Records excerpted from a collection
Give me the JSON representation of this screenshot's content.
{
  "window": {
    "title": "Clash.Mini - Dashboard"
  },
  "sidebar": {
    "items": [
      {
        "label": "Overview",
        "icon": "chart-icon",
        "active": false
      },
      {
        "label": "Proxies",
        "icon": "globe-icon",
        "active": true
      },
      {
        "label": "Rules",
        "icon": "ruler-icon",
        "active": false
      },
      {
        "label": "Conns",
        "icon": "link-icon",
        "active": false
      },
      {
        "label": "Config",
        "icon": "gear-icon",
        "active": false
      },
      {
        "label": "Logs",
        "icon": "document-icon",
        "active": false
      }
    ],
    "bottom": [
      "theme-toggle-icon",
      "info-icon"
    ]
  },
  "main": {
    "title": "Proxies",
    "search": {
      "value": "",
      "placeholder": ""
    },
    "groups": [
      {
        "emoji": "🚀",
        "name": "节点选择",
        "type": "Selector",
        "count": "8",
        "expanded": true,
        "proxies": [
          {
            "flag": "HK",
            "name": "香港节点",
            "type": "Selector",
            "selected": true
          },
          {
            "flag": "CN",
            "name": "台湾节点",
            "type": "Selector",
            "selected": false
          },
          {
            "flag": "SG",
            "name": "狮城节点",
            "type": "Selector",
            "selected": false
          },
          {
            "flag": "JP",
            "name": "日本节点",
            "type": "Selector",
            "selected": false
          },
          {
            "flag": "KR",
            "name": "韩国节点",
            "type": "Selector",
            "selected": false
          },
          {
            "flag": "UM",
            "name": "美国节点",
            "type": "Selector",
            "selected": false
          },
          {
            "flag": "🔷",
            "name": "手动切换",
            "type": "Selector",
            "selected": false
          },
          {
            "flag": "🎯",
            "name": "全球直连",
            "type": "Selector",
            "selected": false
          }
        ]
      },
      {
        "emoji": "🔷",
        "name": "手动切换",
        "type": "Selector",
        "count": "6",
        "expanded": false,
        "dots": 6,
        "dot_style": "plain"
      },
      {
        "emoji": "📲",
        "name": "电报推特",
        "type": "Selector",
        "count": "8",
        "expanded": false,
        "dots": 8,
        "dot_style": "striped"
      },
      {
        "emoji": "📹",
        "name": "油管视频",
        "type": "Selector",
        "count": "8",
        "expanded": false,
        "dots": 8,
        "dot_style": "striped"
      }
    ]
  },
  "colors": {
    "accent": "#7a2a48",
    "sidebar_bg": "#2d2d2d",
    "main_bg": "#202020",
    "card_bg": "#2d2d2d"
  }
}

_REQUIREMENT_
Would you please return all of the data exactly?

_RESULT OF THIS TASK_
Give me the JSON representation of this screenshot's content.
{
  "window": {
    "title": "Clash.Mini - Dashboard"
  },
  "sidebar": {
    "items": [
      {
        "label": "Overview",
        "icon": "chart-icon",
        "active": false
      },
      {
        "label": "Proxies",
        "icon": "globe-icon",
        "active": true
      },
      {
        "label": "Rules",
        "icon": "ruler-icon",
        "active": false
      },
      {
        "label": "Conns",
        "icon": "link-icon",
        "active": false
      },
      {
        "label": "Config",
        "icon": "gear-icon",
        "active": false
      },
      {
        "label": "Logs",
        "icon": "document-icon",
        "active": false
      }
    ],
    "bottom": [
      "theme-toggle-icon",
      "info-icon"
    ]
  },
  "main": {
    "title": "Proxies",
    "search": {
      "value": "",
      "placeholder": ""
    },
    "groups": [
      {
        "emoji": "🚀",
        "name": "节点选择",
        "type": "Selector",
        "count": "8",
        "expanded": true,
        "proxies": [
          {
            "flag": "HK",
            "name": "香港节点",
            "type": "Selector",
            "selected": true
          },
          {
            "flag": "CN",
            "name": "台湾节点",
            "type": "Selector",
            "selected": false
          },
          {
            "flag": "SG",
            "name": "狮城节点",
            "type": "Selector",
            "selected": false
          },
          {
            "flag": "JP",
            "name": "日本节点",
            "type": "Selector",
            "selected": false
          },
          {
            "flag": "KR",
            "name": "韩国节点",
            "type": "Selector",
            "selected": false
          },
          {
            "flag": "UM",
            "name": "美国节点",
            "type": "Selector",
            "selected": false
          },
          {
            "flag": "🔷",
            "name": "手动切换",
            "type": "Selector",
            "selected": false
          },
          {
            "flag": "🎯",
            "name": "全球直连",
            "type": "Selector",
            "selected": false
          }
        ]
      },
      {
        "emoji": "🔷",
        "name": "手动切换",
        "type": "Selector",
        "count": "6",
        "expanded": false,
        "dots": 6,
        "dot_style": "plain"
      },
      {
        "emoji": "📲",
        "name": "电报推特",
        "type": "Selector",
        "count": "8",
        "expanded": false,
        "dots": 8,
        "dot_style": "striped"
      },
      {
        "emoji": "📹",
        "name": "油管视频",
        "type": "Selector",
        "count": "8",
        "expanded": false,
        "dots": 8,
        "dot_style": "striped"
      }
    ]
  },
  "colors": {
    "accent": "#7a2a48",
    "sidebar_bg": "#2d2d2d",
    "main_bg": "#202020",
    "card_bg": "#2d2d2d"
  }
}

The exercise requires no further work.